I've been thinking since. Something I am really having difficulty with, and which I can find no information or advice about, is his diagnosis of PDD-NOS/ atypical Asperger's Syndrome. I am on an 'emotional abuse forum' which is really helpful and supportive. But often I just don't see A in the descriptions. His behaviours have without a shadow of a doubt been abusive, but I'm not sure the motivations and some other aspects are the same as 'usual'.
A number of things make me say this:
- The physical violence never escalated. There were 3 incidents (including the sexual violence) over the 14.5 years that we were together. The last time almost 6 years ago.
- He has never denied his behaviour.
- He is not a 'different' person with other people.
- He has seemed genuinely horrified to find out that his behaviour is generally thought of as abusive.

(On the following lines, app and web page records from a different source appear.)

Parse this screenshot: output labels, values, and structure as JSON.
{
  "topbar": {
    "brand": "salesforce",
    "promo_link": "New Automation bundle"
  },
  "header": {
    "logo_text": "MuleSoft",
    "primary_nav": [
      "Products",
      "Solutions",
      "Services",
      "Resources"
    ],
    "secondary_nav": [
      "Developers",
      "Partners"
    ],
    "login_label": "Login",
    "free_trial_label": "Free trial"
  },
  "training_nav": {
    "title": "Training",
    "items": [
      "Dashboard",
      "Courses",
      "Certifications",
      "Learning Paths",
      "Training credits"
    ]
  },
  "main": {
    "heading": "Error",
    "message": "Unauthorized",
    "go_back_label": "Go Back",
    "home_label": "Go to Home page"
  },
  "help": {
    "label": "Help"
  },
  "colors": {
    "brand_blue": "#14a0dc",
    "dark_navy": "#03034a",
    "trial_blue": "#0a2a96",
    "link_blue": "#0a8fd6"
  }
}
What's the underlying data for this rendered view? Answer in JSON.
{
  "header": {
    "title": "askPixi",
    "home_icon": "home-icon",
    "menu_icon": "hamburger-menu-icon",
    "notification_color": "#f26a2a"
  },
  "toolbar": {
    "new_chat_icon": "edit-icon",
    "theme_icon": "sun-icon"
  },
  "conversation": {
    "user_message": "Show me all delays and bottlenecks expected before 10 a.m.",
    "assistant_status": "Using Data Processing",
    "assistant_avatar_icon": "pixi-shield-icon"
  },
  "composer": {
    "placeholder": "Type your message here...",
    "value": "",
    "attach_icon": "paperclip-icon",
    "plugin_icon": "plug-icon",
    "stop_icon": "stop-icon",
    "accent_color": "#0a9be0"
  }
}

Number two - well, he has never denied things he has done with the exception of sometimes he denies remembering things that he has said. This is difficult, because the psychologist who diagnosed the Asperger's explained how it has been shown in brain tests that during heightened emotional exchanges (arguments usually) the part of the brain responsible for laying down memories to long term memory closes down in order to divert energy to processing the difficult emotional reactions. There was a neat, scientifically proven reason why he didn't remember things he'd said in the 'height' of an argument.

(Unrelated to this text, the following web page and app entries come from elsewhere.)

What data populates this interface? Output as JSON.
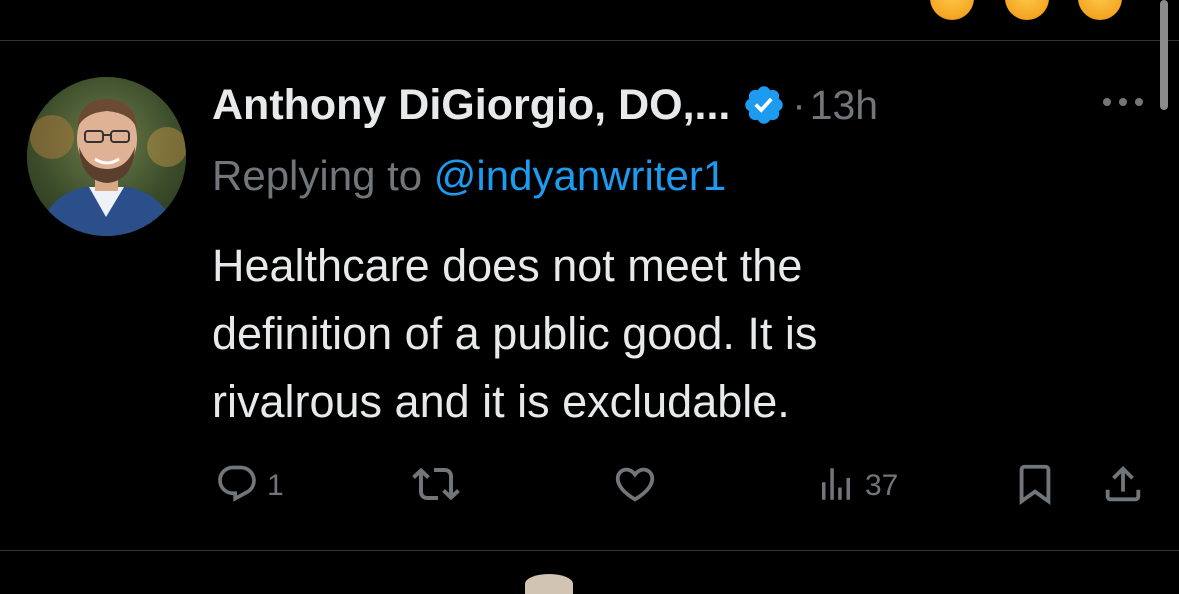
{
  "tweet": {
    "author_name": "Anthony DiGiorgio, DO,...",
    "separator": "·",
    "timestamp": "13h",
    "replying_prefix": "Replying to ",
    "replying_handle": "@indyanwriter1",
    "text": "Healthcare does not meet the\ndefinition of a public good. It is\nrivalrous and it is excludable.",
    "reply_count": "1",
    "view_count": "37"
  },
  "icons": {
    "verified": "verified-badge-icon",
    "more": "more-options-icon",
    "reply": "reply-icon",
    "retweet": "retweet-icon",
    "like": "like-icon",
    "views": "views-icon",
    "bookmark": "bookmark-icon",
    "share": "share-icon"
  },
  "colors": {
    "background": "#000000",
    "text": "#e7e9ea",
    "secondary": "#71767b",
    "accent": "#1d9bf0",
    "divider": "#2f3336"
  }
}
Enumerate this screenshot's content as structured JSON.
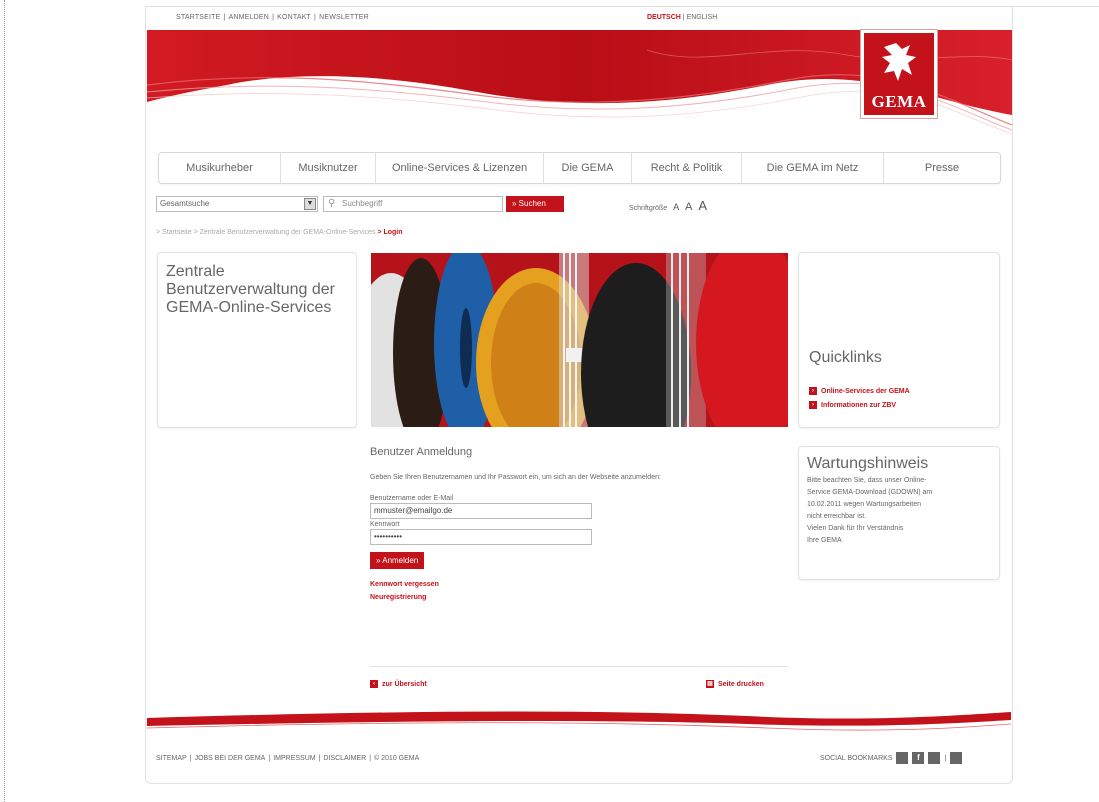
{
  "top_nav": {
    "items": [
      "STARTSEITE",
      "ANMELDEN",
      "KONTAKT",
      "NEWSLETTER"
    ],
    "separator": "|"
  },
  "lang_nav": {
    "active": "DEUTSCH",
    "other": "ENGLISH",
    "separator": "|"
  },
  "logo": {
    "text": "GEMA"
  },
  "main_nav": {
    "items": [
      "Musikurheber",
      "Musiknutzer",
      "Online-Services & Lizenzen",
      "Die GEMA",
      "Recht & Politik",
      "Die GEMA im Netz",
      "Presse"
    ]
  },
  "search": {
    "scope_value": "Gesamtsuche",
    "placeholder": "Suchbegriff",
    "button_label": "» Suchen"
  },
  "font_size": {
    "label": "Schriftgröße",
    "options": [
      "A",
      "A",
      "A"
    ]
  },
  "breadcrumb": {
    "items": [
      "> Startseite",
      "> Zentrale Benutzerverwaltung der GEMA-Online-Services"
    ],
    "current": "> Login"
  },
  "left_box": {
    "title": "Zentrale Benutzerverwaltung der GEMA-Online-Services"
  },
  "quicklinks": {
    "title": "Quicklinks",
    "links": [
      "Online-Services der GEMA",
      "Informationen zur ZBV"
    ]
  },
  "maintenance": {
    "title": "Wartungshinweis",
    "lines": [
      "Bitte beachten Sie, dass unser Online-",
      "Service GEMA-Download (GDOWN) am",
      "10.02.2011 wegen Wartungsarbeiten",
      "nicht erreichbar ist.",
      "Vielen Dank für Ihr Verständnis",
      "Ihre GEMA"
    ]
  },
  "login": {
    "title": "Benutzer Anmeldung",
    "intro": "Geben Sie Ihren Benutzernamen und Ihr Passwort ein, um sich an der Webseite anzumelden:",
    "username_label": "Benutzername oder E-Mail",
    "username_value": "mmuster@emailgo.de",
    "password_label": "Kennwort",
    "password_value": "••••••••••",
    "submit_label": "» Anmelden",
    "forgot_link": "Kennwort vergessen",
    "register_link": "Neuregistrierung"
  },
  "page_actions": {
    "back_label": "zur Übersicht",
    "print_label": "Seite drucken"
  },
  "footer": {
    "items": [
      "SITEMAP",
      "JOBS BEI DER GEMA",
      "IMPRESSUM",
      "DISCLAIMER",
      "© 2010 GEMA"
    ],
    "separator": "|",
    "social_label": "SOCIAL BOOKMARKS"
  },
  "colors": {
    "brand_red": "#c4121a"
  }
}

Number three. He does have a different persona with people he has known for a long time. When his mum is around he is Super Dad and Super Husband so she has a slightly skewed idea of what he does around the house. He doesn't talk different or act differently towards me or anything. We have always acted the same together around everyone else as we do on our own at home. Is this a sign that his behaviour is not conscious but in fact just part of how he is wired? Oh, he also acts like a prat round his best friend (from school) but again, I find it hard to believe that most guys don't do that? At least when they are younger.
Number four. Again, this could be an act. I don't know. But when he read The Book he seemed to genuinely have an epiphany that his behaviour towards me was not just 'normal' (apart from the physical abuse which he has always known and said was catagorically wrong) but in fact most people would describe it as abusive. He seemed shocked and acted immediately - researching different abuser programmes, told his family and friends and has even brought the book for each of them to read.
So, this all leads me to feeling confused. On the one hand his actions are definitely abusive. On the other hand there are a lot of questions running around my head.
Is it that a boy born with a slightly different wiring that meant he could not easily see things from other's points of view and had very inflexible thinking (very difficult to change his mind) was unfortunate enough to grow up in a house with an emotionally abusive father that taught him that it's perfectly OK to belittle your partner, demand things from them, criticise them, have control over what they do with their time and so on. Observing this family dynamic, would a child with Asperger's internalise that as a normal, desirable relationship and then as an adult the in-built lack of empathy and inflexibility mean that he also can't help acting in an emotionally abusive way?
Or does it just not matter? Should I not be trying to figure out what's going on in his head? I guess the thing is, I'm wondering if there is hope here. There seems to be little to no hope of abusers genuinely changing. I'm just wondering if there might be, because it's not just black and white. But is it ever?
Oh, it's all confusing and I'm falling into the trap of over-thinking and trying to fix our relationship instead of just getting myself stronger and healthier.